It’s true that airports seem to be leading the way in creative digital signage installations. Another recent stunner is “Flight Paths,” a public artwork at the Hartsfield-Jackson Atlanta International Airport that simulates a walk through the native Georgia forest with immersive lighting, video, projections, and sound effects. “Flight Paths” was created by artist Steve Waldeck.
Intelligent Lighting Creations in Arlington Heights, IL, was hired by SVI Themed Construction to provide all the lighting and video hardware, commissioning, and programming for the work, which occupies a 450-foot underground walkway in the country’s busiest airport. A disguise 4x4pro drives six channels of Sony laser projectors that display rain showers on the floor, two feeds of 4 mm LED walls in the ceilings, and 48 channels of ambient audio, from the pitter-pat of raindrops to Georgia bird species flying overhead.
Another nearby southern U.S. airport has gained a fair amount of publicity—and rightfully so—for its new display installation. The Charlotte Douglas International Airport recently completed a $200 million renovation and expansion of Concourse A, which included the installation of a 2.5 mm NanoLumens Engage Series LED display that sits inside the concourse and stretches 140 feet wide by 10 feet high; two additional 4.7 mm NanoLumens Performance Series displays in oddly shaped corners at the end of Concourse A are visible both inside and outside the airport. Using digital artist Refik Anadol’s unique “data sculptures,” the piece, titled “Interconnected,” turns the airport’s invisible patterns of data into captivating content.
“The art is telling the story of how we’re all interconnected — through our phones, through baggage check-in, through flight data,” said Frank Milesky, Southeast Area director for Cenero, the integration firm on the project. “It’s a living, breathing piece of art, and you’re sucked in. It’s very cool, a good distraction in your day.”
This installation, and the others, are more than just distractions, however. More than 44 million travelers move through Charlotte Douglas International Airport annually, and this piece of art is leaving an impression. They share photos and videos with friends, or the press stops by to cover the art opening—it all adds up to a significant bit of marketing that an integrator might not experience with a “standard” signage installation.
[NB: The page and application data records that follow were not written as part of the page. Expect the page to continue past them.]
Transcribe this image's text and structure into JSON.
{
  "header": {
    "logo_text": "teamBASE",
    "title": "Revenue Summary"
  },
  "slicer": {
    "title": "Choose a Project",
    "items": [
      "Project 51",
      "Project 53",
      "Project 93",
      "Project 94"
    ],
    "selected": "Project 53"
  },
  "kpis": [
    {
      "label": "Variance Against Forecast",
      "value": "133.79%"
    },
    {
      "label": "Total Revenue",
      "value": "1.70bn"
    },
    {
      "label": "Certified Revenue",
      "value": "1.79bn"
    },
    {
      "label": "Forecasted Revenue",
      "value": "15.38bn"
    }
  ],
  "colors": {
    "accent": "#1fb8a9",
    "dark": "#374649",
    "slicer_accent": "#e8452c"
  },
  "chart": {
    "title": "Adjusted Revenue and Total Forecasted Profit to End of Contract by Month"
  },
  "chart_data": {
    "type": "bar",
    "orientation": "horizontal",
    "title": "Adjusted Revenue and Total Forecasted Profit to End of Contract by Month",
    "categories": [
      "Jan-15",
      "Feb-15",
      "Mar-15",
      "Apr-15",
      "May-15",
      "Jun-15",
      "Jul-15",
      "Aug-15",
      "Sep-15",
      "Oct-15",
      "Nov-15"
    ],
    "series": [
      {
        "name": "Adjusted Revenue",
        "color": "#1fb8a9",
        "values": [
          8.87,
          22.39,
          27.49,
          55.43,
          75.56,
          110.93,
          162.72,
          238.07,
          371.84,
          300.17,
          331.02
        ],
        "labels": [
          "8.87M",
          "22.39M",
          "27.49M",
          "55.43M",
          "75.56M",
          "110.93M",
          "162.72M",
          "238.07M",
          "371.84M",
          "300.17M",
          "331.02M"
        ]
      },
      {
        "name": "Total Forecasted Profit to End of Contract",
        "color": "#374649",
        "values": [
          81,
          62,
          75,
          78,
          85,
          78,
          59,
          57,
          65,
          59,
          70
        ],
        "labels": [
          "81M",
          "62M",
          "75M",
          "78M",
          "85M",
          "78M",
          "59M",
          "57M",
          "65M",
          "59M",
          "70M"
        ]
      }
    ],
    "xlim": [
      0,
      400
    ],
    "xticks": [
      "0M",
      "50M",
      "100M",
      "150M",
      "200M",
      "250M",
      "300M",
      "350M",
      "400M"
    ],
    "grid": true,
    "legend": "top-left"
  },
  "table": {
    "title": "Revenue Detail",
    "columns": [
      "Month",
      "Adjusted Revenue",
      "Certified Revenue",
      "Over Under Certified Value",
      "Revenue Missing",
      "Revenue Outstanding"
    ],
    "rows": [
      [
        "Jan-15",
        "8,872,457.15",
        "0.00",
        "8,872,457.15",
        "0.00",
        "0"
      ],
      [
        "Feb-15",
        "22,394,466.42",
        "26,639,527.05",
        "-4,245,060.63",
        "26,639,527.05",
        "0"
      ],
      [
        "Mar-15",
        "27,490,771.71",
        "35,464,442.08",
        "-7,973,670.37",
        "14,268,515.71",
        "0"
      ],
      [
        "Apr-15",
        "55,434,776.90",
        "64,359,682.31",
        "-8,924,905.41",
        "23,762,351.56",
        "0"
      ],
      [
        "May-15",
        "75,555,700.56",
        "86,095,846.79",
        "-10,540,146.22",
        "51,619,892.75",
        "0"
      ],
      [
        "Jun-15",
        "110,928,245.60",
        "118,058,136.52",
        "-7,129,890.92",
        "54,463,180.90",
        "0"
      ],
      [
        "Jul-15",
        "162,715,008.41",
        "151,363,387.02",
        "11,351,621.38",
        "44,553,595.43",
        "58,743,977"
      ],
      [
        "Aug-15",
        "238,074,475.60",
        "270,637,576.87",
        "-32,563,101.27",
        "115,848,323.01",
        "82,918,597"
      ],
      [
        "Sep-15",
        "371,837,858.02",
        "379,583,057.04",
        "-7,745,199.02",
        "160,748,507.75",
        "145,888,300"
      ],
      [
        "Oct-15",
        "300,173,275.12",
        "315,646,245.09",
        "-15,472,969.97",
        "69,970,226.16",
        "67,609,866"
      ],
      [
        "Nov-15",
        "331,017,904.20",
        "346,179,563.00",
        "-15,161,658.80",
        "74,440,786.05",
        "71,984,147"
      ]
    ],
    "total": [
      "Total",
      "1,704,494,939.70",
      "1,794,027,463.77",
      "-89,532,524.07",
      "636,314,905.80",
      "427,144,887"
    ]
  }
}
“Airports open new terminals all the time, throughout the world,” said Milesky. “So the response has far exceeded our expectations as a company. Every time it is shared, it’s also telling a story of art in transportation, of our airport, and of the partners involved.”